Photo by Fancy Crave

Photo by Fancy Crave

In these blog posts, I often talk about the things I notice in life and business with the hope of pointing out lessons that readers can use to improve their companies. I hope that everyone can see that even after a long career filled with varied experiences, I have certainly not reached a point where I have stopped learning. Quite the contrary, I spend a lot of time focusing my attention on my own business to try to find and address inefficiencies.

With that in mind, I pulled out my mental calculator and did a few sobering tabulations pertaining to one particular client. First off, I want to point out that we have really enjoyed working the client, and that we have genuinely improved his business. The issue, however, is that in the end, a six-month engagement (that has felt a lot longer at times) has resulted in very little revenue.

The first big question is: What to do when you realize you have a one-sided relationship with a client?

You have put in too many hours, written too many emails, and really have just done too much work to justify the contract. The first instinct is probably to blame the client, which will not get you very far. Remember the initial meeting, the CDA, the proposal, and the agreement (that you signed)? The truth is that for whatever reason this advisory partnership is not working out when it comes to the bottom line. This leads us to the second big question.

Ask yourself: “Is this in the best interest of the business?” Probably not if you are losing money.

The key here is knowing that you have options, especially if you have two specific circumstances in place: if the client is highly satisfied with the work that you are doing, and if the engagement was put in place to serve as a foundation for further contracts. If either is true—and hopefully both are—then instead of stewing in silence it is probably time to have a conversation with the client. I have seen repeatedly that open communication can be highly effective in addressing issues large and small.

Talk to the client about satisfaction, scope, expectations, not in a complaining way but in a constructive solution-based manner. One thing I keep in mind is that in professional sports, if a player outperforms an ongoing contract, the franchise will often rip it up and write another commensurate with performance. That could be an option. Another might be to set the wheels in motion to sign a secondary deal to get further work initiated, keeping in mind that the terms need to be fair for both sides.

Sometimes there is no new or subsequent contract. Sometimes all you can do is to alter expectations. The bottom line is that in most cases a frank discussion will usually lead to at least an improvement if not a fix.
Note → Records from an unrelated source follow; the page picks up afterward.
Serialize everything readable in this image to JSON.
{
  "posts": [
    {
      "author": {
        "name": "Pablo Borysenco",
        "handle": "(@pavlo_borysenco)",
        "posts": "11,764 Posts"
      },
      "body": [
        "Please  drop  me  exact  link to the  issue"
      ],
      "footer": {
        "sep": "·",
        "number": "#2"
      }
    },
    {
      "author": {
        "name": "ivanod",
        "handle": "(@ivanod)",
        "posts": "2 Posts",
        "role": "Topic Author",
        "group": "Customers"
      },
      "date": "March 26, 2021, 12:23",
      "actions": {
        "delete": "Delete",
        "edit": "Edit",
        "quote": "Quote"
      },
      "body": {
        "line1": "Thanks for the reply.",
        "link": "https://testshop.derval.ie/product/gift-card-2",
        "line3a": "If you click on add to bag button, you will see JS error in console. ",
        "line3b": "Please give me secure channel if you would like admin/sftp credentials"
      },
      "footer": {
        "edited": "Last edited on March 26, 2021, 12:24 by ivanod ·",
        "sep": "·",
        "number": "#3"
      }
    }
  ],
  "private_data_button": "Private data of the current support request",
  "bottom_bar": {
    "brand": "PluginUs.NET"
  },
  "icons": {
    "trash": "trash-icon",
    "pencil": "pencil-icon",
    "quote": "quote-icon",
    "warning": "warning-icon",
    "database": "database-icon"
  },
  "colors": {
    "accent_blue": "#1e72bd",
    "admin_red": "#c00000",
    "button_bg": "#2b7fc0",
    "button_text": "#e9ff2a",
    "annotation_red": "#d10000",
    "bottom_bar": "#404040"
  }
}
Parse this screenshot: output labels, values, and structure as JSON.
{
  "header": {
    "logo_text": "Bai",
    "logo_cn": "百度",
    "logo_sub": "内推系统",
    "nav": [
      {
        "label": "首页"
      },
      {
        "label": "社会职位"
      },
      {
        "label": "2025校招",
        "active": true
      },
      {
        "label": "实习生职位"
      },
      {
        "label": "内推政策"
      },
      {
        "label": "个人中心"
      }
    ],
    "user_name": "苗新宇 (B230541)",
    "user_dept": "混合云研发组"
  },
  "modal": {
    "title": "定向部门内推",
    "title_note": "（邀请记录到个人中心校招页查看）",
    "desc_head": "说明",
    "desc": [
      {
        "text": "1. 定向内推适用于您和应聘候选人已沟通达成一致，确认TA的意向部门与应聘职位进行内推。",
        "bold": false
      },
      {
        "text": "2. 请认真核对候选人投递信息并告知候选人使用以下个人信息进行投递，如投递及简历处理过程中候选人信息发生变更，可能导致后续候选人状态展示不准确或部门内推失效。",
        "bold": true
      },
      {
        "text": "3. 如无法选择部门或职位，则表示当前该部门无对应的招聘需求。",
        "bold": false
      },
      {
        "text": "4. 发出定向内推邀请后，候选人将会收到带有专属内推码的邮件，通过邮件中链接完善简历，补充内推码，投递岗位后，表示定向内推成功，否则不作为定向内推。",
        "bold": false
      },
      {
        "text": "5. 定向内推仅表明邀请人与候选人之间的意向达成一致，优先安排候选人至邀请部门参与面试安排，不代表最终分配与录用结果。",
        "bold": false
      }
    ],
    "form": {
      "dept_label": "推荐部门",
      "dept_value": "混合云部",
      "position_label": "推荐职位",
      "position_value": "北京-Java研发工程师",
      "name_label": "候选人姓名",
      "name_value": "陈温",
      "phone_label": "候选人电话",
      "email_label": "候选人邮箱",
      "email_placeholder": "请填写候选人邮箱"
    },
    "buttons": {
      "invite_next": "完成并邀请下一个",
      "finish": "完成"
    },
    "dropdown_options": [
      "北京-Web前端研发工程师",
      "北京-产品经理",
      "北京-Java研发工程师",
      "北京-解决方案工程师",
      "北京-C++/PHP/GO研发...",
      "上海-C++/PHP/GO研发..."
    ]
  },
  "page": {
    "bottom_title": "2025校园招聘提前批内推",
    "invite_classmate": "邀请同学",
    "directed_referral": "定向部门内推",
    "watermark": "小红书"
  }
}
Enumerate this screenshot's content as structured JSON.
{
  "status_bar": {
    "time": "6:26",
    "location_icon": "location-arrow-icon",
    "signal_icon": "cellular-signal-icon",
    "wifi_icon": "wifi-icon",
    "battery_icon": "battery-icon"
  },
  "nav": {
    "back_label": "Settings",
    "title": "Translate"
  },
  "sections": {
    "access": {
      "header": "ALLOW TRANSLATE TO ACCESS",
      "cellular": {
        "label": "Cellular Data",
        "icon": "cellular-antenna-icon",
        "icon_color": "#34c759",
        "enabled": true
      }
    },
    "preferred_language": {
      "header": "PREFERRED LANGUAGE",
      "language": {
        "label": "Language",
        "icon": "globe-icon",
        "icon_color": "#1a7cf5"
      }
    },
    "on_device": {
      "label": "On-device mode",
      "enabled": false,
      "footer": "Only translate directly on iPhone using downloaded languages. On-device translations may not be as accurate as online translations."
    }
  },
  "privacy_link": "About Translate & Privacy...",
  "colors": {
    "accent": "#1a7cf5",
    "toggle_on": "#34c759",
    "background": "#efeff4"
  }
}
Additionally, whatever frustration you have been carrying around will definitely be unloaded, which will free you up to put your mental energy someplace else.

At Sumus, we know that sometimes the plan goes awry, and normally, that is when the most profound learning takes place. Please contact us if you are experiencing a one-sided business relationship, or other challenges that you are having trouble dealing with on your own. We can help.

Jim Baker

Jim Baker

Sumus was founded by Jim Baker, an entrepreneur with 27 years’ experience bootstrapping and growing his business organically and through acquisition, to share his experience by providing advisory services around Board representation, Organization and Branding Strategy, Mergers & Acquisitions, Value enhancement and Exit strategy.